:: Instructions for the task ::
Below are some records; each one is to be set down again exactly.

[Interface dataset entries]
···

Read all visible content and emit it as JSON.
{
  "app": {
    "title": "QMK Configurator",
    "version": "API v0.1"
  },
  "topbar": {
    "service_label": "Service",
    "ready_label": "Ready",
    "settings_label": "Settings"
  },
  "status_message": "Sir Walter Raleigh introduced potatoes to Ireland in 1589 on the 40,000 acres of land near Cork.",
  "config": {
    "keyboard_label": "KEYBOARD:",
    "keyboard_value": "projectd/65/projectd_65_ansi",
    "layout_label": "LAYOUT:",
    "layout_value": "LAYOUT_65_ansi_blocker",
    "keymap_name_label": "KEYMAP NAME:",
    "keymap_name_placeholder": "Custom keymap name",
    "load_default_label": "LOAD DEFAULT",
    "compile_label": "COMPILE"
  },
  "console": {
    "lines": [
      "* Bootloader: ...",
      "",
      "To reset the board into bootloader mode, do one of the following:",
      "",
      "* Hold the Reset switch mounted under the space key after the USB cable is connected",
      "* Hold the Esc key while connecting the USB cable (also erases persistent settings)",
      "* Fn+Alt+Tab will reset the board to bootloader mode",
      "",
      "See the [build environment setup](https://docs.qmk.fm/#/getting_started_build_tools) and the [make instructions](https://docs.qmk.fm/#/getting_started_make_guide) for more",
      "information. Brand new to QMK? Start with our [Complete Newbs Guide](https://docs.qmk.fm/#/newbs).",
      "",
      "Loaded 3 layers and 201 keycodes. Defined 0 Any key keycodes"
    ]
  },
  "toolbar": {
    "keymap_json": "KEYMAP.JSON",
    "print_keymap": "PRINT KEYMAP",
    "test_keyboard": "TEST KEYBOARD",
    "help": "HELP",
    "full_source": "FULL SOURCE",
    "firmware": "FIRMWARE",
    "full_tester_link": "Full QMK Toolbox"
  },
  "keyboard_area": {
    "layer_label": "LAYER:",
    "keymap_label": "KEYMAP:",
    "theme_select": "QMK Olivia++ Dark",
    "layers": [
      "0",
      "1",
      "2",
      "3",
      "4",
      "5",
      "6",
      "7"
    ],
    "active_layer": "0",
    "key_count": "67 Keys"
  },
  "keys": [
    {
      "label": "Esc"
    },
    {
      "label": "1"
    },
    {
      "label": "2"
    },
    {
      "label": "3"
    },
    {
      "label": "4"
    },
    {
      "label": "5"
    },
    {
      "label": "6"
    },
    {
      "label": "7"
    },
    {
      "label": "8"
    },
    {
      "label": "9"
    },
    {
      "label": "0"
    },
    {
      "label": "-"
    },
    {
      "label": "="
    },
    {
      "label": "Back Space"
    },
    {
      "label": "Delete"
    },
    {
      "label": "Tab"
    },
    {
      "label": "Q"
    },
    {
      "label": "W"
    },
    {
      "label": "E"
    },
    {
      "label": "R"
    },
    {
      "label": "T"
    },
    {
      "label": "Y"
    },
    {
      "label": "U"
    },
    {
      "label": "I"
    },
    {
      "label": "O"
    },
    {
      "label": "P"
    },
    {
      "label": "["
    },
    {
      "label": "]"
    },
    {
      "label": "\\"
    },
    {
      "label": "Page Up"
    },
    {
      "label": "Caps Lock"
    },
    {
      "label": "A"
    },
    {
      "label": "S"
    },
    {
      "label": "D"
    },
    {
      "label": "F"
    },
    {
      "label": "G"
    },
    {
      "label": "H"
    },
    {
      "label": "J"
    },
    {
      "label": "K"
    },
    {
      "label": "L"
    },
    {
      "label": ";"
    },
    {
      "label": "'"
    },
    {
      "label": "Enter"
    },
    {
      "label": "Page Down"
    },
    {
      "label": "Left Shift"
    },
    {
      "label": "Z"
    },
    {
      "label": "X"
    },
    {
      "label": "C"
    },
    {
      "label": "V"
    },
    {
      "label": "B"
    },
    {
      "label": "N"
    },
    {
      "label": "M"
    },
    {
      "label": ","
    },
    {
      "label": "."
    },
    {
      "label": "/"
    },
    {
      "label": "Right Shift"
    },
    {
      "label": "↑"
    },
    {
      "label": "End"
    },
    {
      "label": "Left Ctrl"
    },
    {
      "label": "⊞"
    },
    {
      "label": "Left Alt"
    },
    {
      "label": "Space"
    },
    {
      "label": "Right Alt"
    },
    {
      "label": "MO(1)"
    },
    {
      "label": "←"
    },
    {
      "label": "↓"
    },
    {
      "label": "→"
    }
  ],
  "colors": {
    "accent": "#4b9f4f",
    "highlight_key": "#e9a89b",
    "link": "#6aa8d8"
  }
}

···

:: Answer section ::
Read all visible content and emit it as JSON.
{
  "app": {
    "title": "QMK Configurator",
    "version": "API v0.1"
  },
  "topbar": {
    "service_label": "Service",
    "ready_label": "Ready",
    "settings_label": "Settings"
  },
  "status_message": "Sir Walter Raleigh introduced potatoes to Ireland in 1589 on the 40,000 acres of land near Cork.",
  "config": {
    "keyboard_label": "KEYBOARD:",
    "keyboard_value": "projectd/65/projectd_65_ansi",
    "layout_label": "LAYOUT:",
    "layout_value": "LAYOUT_65_ansi_blocker",
    "keymap_name_label": "KEYMAP NAME:",
    "keymap_name_placeholder": "Custom keymap name",
    "load_default_label": "LOAD DEFAULT",
    "compile_label": "COMPILE"
  },
  "console": {
    "lines": [
      "* Bootloader: ...",
      "",
      "To reset the board into bootloader mode, do one of the following:",
      "",
      "* Hold the Reset switch mounted under the space key after the USB cable is connected",
      "* Hold the Esc key while connecting the USB cable (also erases persistent settings)",
      "* Fn+Alt+Tab will reset the board to bootloader mode",
      "",
      "See the [build environment setup](https://docs.qmk.fm/#/getting_started_build_tools) and the [make instructions](https://docs.qmk.fm/#/getting_started_make_guide) for more",
      "information. Brand new to QMK? Start with our [Complete Newbs Guide](https://docs.qmk.fm/#/newbs).",
      "",
      "Loaded 3 layers and 201 keycodes. Defined 0 Any key keycodes"
    ]
  },
  "toolbar": {
    "keymap_json": "KEYMAP.JSON",
    "print_keymap": "PRINT KEYMAP",
    "test_keyboard": "TEST KEYBOARD",
    "help": "HELP",
    "full_source": "FULL SOURCE",
    "firmware": "FIRMWARE",
    "full_tester_link": "Full QMK Toolbox"
  },
  "keyboard_area": {
    "layer_label": "LAYER:",
    "keymap_label": "KEYMAP:",
    "theme_select": "QMK Olivia++ Dark",
    "layers": [
      "0",
      "1",
      "2",
      "3",
      "4",
      "5",
      "6",
      "7"
    ],
    "active_layer": "0",
    "key_count": "67 Keys"
  },
  "keys": [
    {
      "label": "Esc"
    },
    {
      "label": "1"
    },
    {
      "label": "2"
    },
    {
      "label": "3"
    },
    {
      "label": "4"
    },
    {
      "label": "5"
    },
    {
      "label": "6"
    },
    {
      "label": "7"
    },
    {
      "label": "8"
    },
    {
      "label": "9"
    },
    {
      "label": "0"
    },
    {
      "label": "-"
    },
    {
      "label": "="
    },
    {
      "label": "Back Space"
    },
    {
      "label": "Delete"
    },
    {
      "label": "Tab"
    },
    {
      "label": "Q"
    },
    {
      "label": "W"
    },
    {
      "label": "E"
    },
    {
      "label": "R"
    },
    {
      "label": "T"
    },
    {
      "label": "Y"
    },
    {
      "label": "U"
    },
    {
      "label": "I"
    },
    {
      "label": "O"
    },
    {
      "label": "P"
    },
    {
      "label": "["
    },
    {
      "label": "]"
    },
    {
      "label": "\\"
    },
    {
      "label": "Page Up"
    },
    {
      "label": "Caps Lock"
    },
    {
      "label": "A"
    },
    {
      "label": "S"
    },
    {
      "label": "D"
    },
    {
      "label": "F"
    },
    {
      "label": "G"
    },
    {
      "label": "H"
    },
    {
      "label": "J"
    },
    {
      "label": "K"
    },
    {
      "label": "L"
    },
    {
      "label": ";"
    },
    {
      "label": "'"
    },
    {
      "label": "Enter"
    },
    {
      "label": "Page Down"
    },
    {
      "label": "Left Shift"
    },
    {
      "label": "Z"
    },
    {
      "label": "X"
    },
    {
      "label": "C"
    },
    {
      "label": "V"
    },
    {
      "label": "B"
    },
    {
      "label": "N"
    },
    {
      "label": "M"
    },
    {
      "label": ","
    },
    {
      "label": "."
    },
    {
      "label": "/"
    },
    {
      "label": "Right Shift"
    },
    {
      "label": "↑"
    },
    {
      "label": "End"
    },
    {
      "label": "Left Ctrl"
    },
    {
      "label": "⊞"
    },
    {
      "label": "Left Alt"
    },
    {
      "label": "Space"
    },
    {
      "label": "Right Alt"
    },
    {
      "label": "MO(1)"
    },
    {
      "label": "←"
    },
    {
      "label": "↓"
    },
    {
      "label": "→"
    }
  ],
  "colors": {
    "accent": "#4b9f4f",
    "highlight_key": "#e9a89b",
    "link": "#6aa8d8"
  }
}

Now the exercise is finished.